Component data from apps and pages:
"""

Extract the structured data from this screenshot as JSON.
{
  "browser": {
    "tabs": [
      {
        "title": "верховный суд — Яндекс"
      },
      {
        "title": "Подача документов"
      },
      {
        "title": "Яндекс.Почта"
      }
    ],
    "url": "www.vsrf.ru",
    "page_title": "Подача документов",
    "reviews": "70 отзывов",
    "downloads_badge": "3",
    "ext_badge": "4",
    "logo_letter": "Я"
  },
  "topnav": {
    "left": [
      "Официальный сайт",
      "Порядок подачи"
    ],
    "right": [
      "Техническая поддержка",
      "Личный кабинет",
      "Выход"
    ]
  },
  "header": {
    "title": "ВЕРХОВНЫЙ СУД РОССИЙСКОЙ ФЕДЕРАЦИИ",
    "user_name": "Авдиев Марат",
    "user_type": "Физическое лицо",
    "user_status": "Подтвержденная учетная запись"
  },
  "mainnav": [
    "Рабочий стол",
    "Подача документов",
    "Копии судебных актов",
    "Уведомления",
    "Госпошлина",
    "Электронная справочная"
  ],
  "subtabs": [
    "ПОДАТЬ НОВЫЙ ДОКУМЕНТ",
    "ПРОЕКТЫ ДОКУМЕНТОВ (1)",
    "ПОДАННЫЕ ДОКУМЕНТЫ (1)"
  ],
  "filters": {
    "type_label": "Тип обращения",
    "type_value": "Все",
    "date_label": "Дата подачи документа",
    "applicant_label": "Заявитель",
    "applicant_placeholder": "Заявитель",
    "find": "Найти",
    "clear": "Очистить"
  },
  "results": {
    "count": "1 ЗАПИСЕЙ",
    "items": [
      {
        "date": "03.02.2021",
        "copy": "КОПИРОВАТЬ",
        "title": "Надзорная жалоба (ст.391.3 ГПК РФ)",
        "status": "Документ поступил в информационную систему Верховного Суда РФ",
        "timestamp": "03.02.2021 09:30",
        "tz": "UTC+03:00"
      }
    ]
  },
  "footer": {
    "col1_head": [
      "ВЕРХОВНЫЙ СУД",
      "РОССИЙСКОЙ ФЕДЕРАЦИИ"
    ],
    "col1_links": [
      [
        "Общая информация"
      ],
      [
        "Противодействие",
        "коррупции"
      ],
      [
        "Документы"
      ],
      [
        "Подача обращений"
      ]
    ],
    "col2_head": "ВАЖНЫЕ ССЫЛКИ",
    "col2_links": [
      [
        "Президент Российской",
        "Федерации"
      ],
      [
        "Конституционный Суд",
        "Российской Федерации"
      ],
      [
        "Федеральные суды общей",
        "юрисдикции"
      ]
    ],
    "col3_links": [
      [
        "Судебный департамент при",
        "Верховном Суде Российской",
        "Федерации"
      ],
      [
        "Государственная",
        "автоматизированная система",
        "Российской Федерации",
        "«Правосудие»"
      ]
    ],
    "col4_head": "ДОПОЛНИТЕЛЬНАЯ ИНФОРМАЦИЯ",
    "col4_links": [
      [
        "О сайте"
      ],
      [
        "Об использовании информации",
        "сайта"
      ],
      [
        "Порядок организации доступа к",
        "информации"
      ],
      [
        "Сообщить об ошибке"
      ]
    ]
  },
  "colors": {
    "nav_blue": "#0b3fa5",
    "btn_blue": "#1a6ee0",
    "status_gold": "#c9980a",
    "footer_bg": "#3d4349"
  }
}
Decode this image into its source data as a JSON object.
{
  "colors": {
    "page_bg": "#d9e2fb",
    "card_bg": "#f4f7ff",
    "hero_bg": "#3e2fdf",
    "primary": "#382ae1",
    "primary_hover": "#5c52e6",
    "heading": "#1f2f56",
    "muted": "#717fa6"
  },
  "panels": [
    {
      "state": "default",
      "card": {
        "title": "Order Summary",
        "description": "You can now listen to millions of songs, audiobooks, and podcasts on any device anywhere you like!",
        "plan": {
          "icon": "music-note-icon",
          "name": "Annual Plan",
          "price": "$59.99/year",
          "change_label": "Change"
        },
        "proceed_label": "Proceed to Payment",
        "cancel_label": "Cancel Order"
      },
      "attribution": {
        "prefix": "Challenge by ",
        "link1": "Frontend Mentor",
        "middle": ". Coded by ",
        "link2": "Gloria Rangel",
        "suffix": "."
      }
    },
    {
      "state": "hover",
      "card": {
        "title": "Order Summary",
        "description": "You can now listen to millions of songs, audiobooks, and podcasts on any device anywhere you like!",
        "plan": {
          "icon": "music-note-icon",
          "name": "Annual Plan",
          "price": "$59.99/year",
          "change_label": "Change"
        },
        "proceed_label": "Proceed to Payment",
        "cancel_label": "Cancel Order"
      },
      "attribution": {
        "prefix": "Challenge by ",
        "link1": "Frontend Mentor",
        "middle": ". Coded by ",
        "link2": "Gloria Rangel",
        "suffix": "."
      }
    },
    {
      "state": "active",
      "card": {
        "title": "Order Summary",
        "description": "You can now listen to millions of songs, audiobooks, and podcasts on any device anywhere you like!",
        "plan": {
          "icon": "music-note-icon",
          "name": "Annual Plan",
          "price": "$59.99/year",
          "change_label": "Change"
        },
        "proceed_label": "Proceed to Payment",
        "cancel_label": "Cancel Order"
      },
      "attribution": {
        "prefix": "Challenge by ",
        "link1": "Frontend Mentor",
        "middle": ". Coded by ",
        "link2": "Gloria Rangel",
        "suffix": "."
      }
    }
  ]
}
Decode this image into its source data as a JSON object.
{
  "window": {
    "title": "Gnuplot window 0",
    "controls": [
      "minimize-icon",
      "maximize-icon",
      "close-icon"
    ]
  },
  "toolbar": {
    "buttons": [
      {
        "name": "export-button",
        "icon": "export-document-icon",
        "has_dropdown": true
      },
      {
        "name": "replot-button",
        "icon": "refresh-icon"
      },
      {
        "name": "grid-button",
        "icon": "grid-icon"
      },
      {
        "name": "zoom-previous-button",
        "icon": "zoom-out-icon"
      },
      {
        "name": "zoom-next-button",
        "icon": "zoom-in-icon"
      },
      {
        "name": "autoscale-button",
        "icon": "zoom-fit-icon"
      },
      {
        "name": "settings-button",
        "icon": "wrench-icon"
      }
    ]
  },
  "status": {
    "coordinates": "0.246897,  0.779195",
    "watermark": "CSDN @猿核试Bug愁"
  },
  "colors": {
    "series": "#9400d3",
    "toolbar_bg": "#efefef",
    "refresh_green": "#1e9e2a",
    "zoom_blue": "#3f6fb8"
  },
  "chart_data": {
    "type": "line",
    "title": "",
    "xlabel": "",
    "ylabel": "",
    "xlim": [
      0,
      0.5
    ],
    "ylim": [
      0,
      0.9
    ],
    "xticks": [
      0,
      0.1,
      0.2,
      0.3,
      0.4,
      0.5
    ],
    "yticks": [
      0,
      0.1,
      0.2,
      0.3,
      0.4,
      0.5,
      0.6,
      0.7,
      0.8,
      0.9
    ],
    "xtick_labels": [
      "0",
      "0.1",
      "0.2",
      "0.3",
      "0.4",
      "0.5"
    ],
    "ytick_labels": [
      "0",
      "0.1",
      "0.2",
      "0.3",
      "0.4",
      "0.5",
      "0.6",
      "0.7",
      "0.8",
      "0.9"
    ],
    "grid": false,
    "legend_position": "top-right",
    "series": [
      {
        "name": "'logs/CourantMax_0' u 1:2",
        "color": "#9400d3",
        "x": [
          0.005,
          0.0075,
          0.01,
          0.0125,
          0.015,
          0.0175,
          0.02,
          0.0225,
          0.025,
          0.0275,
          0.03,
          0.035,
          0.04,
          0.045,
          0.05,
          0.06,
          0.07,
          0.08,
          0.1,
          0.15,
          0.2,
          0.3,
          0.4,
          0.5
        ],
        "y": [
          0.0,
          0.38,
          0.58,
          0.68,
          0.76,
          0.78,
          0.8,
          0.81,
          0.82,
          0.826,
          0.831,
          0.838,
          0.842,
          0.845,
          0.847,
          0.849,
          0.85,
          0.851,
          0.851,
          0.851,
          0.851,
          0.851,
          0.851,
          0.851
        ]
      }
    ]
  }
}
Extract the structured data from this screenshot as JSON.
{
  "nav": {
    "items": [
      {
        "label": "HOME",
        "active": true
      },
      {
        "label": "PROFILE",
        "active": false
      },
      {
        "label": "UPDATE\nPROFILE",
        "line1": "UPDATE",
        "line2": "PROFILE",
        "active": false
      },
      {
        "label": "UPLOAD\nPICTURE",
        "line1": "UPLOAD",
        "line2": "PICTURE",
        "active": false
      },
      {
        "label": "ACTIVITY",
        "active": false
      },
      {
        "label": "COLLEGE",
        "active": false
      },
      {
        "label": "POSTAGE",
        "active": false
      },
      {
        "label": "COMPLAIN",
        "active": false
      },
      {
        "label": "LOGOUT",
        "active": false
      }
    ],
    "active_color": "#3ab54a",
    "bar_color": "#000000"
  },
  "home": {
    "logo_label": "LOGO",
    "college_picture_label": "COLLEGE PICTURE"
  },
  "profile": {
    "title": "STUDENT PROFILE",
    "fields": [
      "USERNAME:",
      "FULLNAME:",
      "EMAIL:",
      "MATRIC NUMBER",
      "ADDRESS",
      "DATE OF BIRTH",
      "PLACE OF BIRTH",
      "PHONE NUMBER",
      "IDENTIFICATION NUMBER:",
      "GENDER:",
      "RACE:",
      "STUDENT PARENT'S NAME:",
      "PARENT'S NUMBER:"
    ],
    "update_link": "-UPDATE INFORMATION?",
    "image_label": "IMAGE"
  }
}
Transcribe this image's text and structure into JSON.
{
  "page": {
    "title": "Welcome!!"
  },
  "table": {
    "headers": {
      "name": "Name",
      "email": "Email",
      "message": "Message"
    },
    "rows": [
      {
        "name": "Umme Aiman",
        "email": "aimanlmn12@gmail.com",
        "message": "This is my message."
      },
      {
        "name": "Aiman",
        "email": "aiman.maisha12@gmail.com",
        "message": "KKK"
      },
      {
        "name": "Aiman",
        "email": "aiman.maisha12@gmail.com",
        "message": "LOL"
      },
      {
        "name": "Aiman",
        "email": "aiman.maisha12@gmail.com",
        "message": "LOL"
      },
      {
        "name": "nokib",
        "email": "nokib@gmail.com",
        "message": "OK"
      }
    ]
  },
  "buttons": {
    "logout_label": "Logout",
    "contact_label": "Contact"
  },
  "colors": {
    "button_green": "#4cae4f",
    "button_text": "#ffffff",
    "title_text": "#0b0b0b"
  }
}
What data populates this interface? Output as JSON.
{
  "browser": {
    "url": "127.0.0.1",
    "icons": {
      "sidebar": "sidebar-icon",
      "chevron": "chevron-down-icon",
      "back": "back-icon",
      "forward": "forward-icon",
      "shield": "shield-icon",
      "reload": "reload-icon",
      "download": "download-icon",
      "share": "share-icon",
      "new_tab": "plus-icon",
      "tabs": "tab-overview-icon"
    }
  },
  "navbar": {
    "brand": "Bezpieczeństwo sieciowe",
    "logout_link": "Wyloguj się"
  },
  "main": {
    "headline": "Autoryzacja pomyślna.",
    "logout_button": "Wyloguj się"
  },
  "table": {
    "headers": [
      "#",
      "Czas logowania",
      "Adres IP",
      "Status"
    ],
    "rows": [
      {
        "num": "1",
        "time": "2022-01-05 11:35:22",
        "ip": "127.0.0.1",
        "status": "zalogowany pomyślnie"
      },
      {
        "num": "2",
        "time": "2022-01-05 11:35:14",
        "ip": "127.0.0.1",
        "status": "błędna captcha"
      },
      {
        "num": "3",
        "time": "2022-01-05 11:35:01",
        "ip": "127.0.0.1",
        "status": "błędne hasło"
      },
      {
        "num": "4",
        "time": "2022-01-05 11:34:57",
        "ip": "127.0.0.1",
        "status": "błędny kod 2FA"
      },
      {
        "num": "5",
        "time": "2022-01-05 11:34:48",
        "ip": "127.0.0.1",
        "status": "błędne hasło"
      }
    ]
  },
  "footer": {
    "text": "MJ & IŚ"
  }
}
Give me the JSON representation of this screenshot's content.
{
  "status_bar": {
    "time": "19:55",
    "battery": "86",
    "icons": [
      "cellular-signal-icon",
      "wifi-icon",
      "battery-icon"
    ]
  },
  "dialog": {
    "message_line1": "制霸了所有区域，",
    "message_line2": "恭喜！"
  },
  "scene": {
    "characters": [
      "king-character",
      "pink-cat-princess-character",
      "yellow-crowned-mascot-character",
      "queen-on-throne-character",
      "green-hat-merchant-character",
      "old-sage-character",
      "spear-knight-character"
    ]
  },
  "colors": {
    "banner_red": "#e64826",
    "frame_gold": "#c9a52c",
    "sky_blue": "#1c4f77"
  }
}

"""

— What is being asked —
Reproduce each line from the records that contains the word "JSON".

— Task output —
Extract the structured data from this screenshot as JSON.
Decode this image into its source data as a JSON object.
Decode this image into its source data as a JSON object.
Extract the structured data from this screenshot as JSON.
Transcribe this image's text and structure into JSON.
What data populates this interface? Output as JSON.
Give me the JSON representation of this screenshot's content.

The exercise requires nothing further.